EXERCISE AIM – If a line in the listing carries the word "label", return a copy of that line.

DATA FOR THIS TASK –

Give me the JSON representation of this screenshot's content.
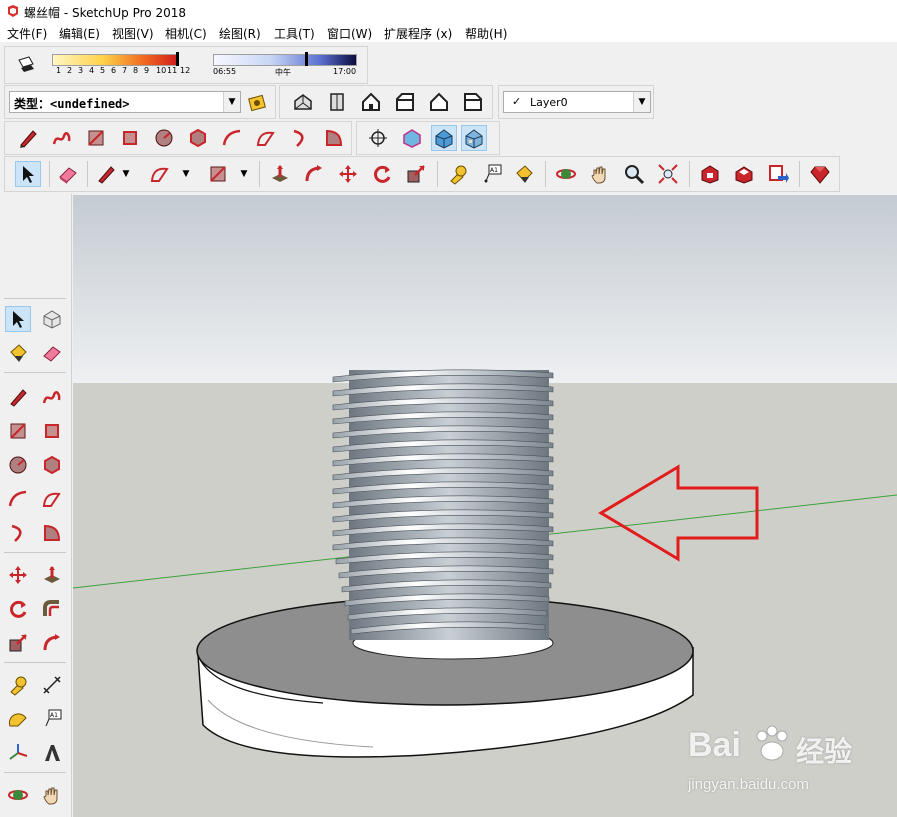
{
  "window": {
    "title": "螺丝帽 - SketchUp Pro 2018",
    "icon": "sketchup-logo-icon"
  },
  "menu": [
    {
      "label": "文件(F)"
    },
    {
      "label": "编辑(E)"
    },
    {
      "label": "视图(V)"
    },
    {
      "label": "相机(C)"
    },
    {
      "label": "绘图(R)"
    },
    {
      "label": "工具(T)"
    },
    {
      "label": "窗口(W)"
    },
    {
      "label": "扩展程序 (x)"
    },
    {
      "label": "帮助(H)"
    }
  ],
  "shadow": {
    "month_ticks": [
      "1",
      "2",
      "3",
      "4",
      "5",
      "6",
      "7",
      "8",
      "9",
      "10",
      "11",
      "12"
    ],
    "time_start": "06:55",
    "time_mid": "中午",
    "time_end": "17:00"
  },
  "type_selector": {
    "label": "类型：",
    "value": "<undefined>"
  },
  "layer_selector": {
    "check": "✓",
    "value": "Layer0"
  },
  "colors": {
    "sky": "#d6dbe0",
    "ground": "#cfcfca",
    "accent": "#e21b1b",
    "axis_green": "#3ca13c"
  },
  "icons": {
    "views": [
      "iso-view-icon",
      "top-view-icon",
      "front-view-icon",
      "right-view-icon",
      "back-view-icon",
      "left-view-icon"
    ],
    "draw": [
      "pencil-icon",
      "freehand-icon",
      "rectangle-icon",
      "rotated-rectangle-icon",
      "circle-icon",
      "polygon-icon",
      "arc-icon",
      "two-point-arc-icon",
      "three-point-arc-icon",
      "pie-icon"
    ],
    "camera": [
      "position-camera-icon",
      "x-ray-icon",
      "shaded-icon",
      "textured-icon"
    ],
    "main": [
      "select-icon",
      "eraser-icon",
      "pencil-icon",
      "arc-icon",
      "rectangle-icon",
      "push-pull-icon",
      "follow-me-icon",
      "move-icon",
      "rotate-icon",
      "scale-icon",
      "tape-measure-icon",
      "text-icon",
      "paint-bucket-icon",
      "orbit-icon",
      "pan-icon",
      "zoom-icon",
      "zoom-extents-icon",
      "warehouse-icon",
      "extension-warehouse-icon",
      "send-to-layout-icon",
      "ruby-icon"
    ]
  },
  "annotation": {
    "arrow": "red-arrow-annotation"
  },
  "watermark": {
    "brand": "Bai",
    "brand2": "经验",
    "url": "jingyan.baidu.com"
  }
}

ANSWER FOR THE TASK –
      "label": "文件(F)"
      "label": "编辑(E)"
      "label": "视图(V)"
      "label": "相机(C)"
      "label": "绘图(R)"
      "label": "工具(T)"
      "label": "窗口(W)"
      "label": "扩展程序 (x)"
      "label": "帮助(H)"
    "label": "类型：",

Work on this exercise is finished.